It’s also important to cultivate the kind of workplace culture that allows employees to talk openly about their experiences, because collective statistics don’t scare us nearly as much as an individual case study (as I discussed much earlier in an August, 1994, ISHN article on risk perception). This conclusion is backed by the rigorous risk perception research of Paul Slovic, Peter Sandman, and colleagues.
A culture of reinforcementAnother key to successfully using fear-based safety tactics also relates to your workplace culture. It’s difficult to scare people into performing a certain safe behavior when it’s easy to see that most everyone else is not practicing the desired behavior. The failure of scare tactics to increase safety belt usage in the 1970s, as reported in a classic field study by Leon Robertson and colleagues, brings this point home.

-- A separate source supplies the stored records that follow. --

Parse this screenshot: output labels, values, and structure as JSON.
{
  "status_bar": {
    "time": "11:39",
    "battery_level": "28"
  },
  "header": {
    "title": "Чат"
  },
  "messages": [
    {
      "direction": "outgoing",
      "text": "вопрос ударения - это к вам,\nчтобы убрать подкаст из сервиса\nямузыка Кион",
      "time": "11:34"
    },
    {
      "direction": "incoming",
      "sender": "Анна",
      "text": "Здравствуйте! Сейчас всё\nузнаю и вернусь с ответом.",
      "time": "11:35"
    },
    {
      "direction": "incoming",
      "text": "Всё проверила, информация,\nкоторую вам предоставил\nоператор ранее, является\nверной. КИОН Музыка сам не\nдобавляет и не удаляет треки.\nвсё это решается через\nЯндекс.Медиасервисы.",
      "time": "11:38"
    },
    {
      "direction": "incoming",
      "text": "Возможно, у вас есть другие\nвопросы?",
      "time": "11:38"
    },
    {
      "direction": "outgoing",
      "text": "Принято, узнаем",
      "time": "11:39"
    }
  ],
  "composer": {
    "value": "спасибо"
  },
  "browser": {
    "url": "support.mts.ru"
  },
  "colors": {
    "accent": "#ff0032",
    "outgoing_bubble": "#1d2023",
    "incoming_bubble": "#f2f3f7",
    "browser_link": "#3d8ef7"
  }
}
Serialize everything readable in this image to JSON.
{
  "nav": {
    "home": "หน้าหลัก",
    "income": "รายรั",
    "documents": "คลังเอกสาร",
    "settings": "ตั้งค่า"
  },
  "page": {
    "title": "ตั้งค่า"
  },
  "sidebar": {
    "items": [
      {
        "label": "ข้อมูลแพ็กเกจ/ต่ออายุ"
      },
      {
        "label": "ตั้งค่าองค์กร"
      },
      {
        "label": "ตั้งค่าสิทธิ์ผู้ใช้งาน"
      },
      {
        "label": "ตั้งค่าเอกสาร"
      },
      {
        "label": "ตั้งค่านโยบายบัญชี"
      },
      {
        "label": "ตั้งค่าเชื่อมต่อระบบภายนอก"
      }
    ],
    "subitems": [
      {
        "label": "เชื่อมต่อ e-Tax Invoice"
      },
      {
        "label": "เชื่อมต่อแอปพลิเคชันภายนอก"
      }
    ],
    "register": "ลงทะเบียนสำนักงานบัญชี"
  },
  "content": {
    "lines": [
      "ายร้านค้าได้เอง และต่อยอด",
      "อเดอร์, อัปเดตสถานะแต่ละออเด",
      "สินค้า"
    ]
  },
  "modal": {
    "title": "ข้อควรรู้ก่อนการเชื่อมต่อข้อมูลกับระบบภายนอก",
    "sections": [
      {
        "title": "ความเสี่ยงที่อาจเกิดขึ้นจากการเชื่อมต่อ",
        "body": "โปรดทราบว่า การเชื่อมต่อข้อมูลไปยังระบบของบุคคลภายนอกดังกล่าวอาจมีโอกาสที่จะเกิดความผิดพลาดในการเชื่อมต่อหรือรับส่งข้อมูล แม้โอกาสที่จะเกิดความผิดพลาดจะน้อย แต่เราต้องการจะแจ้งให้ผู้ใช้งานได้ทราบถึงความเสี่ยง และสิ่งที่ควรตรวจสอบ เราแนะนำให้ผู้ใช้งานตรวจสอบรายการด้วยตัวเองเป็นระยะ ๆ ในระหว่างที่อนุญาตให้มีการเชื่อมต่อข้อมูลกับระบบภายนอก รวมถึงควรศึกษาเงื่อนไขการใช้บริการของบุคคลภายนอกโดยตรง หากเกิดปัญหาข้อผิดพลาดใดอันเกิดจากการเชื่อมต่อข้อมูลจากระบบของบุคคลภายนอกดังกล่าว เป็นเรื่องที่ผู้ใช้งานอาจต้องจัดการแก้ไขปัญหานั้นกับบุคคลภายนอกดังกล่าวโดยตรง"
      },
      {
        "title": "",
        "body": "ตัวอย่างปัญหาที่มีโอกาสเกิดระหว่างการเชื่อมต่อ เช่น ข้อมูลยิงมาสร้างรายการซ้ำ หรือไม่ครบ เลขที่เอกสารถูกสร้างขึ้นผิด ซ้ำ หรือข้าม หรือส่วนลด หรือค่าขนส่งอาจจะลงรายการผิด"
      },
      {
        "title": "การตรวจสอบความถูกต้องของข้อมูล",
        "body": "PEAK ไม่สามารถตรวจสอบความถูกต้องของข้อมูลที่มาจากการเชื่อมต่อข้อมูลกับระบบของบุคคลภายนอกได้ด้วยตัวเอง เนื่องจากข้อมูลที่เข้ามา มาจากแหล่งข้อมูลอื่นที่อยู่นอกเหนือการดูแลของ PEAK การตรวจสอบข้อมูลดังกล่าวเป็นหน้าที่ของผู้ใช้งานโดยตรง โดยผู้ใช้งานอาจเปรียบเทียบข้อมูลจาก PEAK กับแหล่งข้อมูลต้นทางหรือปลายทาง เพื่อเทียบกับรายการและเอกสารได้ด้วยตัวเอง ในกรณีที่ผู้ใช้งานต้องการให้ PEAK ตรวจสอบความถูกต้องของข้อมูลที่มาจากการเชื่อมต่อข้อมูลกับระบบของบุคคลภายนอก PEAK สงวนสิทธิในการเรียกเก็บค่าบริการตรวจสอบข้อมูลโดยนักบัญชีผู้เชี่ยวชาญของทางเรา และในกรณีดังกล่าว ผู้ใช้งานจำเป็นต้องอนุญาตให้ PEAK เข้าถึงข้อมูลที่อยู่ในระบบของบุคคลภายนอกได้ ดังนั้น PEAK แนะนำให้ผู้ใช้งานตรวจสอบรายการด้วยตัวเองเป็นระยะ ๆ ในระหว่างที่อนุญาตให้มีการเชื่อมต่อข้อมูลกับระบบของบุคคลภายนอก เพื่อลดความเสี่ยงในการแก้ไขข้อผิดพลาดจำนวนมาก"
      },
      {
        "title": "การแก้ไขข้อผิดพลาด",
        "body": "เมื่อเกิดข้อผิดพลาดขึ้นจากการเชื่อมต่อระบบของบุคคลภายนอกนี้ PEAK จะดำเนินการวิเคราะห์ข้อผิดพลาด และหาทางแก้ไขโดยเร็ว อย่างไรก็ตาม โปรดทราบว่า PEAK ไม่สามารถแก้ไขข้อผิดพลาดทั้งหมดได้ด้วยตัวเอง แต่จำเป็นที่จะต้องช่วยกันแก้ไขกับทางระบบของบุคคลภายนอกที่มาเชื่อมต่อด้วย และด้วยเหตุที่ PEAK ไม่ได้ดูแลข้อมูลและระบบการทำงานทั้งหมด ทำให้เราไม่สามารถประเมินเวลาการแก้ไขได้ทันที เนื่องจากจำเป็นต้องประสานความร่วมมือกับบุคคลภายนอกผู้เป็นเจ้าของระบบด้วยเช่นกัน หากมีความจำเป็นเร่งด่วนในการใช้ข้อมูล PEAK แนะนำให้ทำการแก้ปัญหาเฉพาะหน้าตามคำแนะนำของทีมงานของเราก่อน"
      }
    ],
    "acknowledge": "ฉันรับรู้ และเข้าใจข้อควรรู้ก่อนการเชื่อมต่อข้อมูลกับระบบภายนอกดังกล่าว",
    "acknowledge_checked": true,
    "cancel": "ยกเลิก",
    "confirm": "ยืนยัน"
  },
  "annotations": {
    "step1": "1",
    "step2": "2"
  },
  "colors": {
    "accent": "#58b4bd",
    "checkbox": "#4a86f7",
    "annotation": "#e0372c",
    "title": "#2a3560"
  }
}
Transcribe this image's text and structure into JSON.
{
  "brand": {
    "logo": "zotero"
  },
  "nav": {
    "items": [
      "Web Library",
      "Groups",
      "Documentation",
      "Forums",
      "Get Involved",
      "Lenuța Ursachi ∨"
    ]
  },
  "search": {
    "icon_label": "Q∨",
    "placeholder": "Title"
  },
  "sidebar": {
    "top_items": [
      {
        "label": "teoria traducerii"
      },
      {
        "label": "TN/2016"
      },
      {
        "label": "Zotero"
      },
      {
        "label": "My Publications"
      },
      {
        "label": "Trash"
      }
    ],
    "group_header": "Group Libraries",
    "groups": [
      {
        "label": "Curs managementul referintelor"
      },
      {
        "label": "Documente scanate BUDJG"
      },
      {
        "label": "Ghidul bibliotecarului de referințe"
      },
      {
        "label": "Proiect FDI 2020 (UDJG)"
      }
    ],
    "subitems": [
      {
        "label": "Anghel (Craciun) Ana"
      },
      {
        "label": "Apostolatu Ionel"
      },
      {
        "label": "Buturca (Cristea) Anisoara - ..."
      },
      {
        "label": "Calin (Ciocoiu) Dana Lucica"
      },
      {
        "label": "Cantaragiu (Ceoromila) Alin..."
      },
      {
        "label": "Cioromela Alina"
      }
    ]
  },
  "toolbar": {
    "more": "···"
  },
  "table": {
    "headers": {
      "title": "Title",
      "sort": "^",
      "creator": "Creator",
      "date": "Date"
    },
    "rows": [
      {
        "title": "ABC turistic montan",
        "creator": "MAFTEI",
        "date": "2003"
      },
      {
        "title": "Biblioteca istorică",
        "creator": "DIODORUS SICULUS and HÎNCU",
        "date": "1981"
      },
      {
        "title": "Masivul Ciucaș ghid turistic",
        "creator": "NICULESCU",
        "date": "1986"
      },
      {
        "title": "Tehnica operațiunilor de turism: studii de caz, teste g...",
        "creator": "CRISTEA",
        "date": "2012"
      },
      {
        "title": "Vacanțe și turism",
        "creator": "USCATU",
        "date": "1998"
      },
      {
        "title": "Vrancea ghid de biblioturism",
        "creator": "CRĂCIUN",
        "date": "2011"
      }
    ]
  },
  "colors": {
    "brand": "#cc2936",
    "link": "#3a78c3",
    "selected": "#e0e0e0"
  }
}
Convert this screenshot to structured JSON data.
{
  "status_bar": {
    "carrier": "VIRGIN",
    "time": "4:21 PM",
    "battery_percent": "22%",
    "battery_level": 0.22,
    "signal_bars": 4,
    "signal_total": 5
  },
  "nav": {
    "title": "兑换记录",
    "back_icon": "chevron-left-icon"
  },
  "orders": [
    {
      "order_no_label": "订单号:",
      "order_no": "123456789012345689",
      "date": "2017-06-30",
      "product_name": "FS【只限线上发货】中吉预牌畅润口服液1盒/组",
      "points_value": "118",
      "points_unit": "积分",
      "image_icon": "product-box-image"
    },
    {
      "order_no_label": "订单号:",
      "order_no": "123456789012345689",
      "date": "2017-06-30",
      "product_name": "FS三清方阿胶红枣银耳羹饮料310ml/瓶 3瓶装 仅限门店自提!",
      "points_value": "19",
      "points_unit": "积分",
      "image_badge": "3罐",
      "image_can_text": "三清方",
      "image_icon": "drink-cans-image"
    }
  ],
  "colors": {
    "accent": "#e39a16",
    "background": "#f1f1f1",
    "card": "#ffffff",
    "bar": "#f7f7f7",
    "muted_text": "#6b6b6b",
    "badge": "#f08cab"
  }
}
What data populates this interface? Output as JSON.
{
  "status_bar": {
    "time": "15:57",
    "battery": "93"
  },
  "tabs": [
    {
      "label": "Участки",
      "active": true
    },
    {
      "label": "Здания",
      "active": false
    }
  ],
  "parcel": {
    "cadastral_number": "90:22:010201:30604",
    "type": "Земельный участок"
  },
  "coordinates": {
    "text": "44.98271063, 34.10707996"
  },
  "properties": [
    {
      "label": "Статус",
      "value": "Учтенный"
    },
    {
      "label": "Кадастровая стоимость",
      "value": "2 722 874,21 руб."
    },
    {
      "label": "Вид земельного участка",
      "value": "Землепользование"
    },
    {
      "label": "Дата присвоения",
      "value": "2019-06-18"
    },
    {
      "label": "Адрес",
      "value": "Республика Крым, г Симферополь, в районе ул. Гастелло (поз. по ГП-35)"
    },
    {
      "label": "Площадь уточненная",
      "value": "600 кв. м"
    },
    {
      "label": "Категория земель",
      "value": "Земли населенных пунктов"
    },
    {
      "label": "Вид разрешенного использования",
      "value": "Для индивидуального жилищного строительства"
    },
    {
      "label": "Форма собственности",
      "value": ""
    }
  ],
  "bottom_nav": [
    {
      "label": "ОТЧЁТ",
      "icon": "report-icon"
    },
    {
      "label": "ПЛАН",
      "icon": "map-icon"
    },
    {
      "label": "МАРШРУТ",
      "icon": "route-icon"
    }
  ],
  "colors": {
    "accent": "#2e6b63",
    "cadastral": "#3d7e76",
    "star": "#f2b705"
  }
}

Six different safety belt messages — four using a scare tactic (such as the testimony of a teenage girl whose face was disfigured in a crash because she was not wearing a safety belt) — were shown 943 times over a nine-month period to 6,400 homes wired to Cable System A in a community with two cable systems. This amounted to an average exposure of two to three presentations per person every week. The 7,400 homes on Cable System B received no public service announcement about safety belts.
The results were disappointing. Daily field observations that used license plates to track study participants (who were unaware of the test) showed the mean safety-belt use among male and female drivers was 8.4 percent and 11.3 percent, respectively, for the group receiving the safety messages, and 8.2 percent and 10.3 percent, respectively, for the control group.
What was the problem? In this case, the scare tactics did indeed touch on all three of those beliefs needed to bring about a change in behavior. The ugly scar on the young girl’s face provided the negative consequence to be avoided, and the message implied that anyone had the skill to adopt the strategy necessary to avoid this outcome — by simply buckling up.
It’s my guess that the “culture” of the times was a critical factor. Readers who were driving in 1974 realize a few key differences between then and now. First, vehicles in those days frequently had only lap belts, which do not hold heads back from slamming into windshields. More importantly, it was once common to hear of individuals whose lives were saved because they were not buckled up. “Uncle Joe was thrown clear of the crash and luckily did not burn in the fire.”
Plus, use of safety belts was very low in the 1970s. Today it’s natural to see people buckled up, but in those days safety-belt use was the exception, not the rule.
Today, I think that safety belt scare message would work. Scare tactics can work.
But if you want to use them to increase safety-related behaviors, remember the importance of your workplace culture in promoting and reinforcing the message. And remember: you need to do more than simply scare people. Give them procedures to avoid the scary negative consequence, and convince them that they have the skills and time to use those procedures.
Sidebar: Want to use scare tactics?
- A realistic scare tells workers they need to do something to avoid an unwanted consequence, such as an injury.
- Give workers a straightforward strategy to avoid that scary consequence.
- Convince them that they can apply it successfully.
- Cultivate a culture that encourages employees to discuss their injuries and near misses —personal testimony is more powerful than statistics.
- Get everyone on the same page — even motivated people who have the training and confidence to follow safety practices often won't do it if they see most of their co-workers failing to work safety.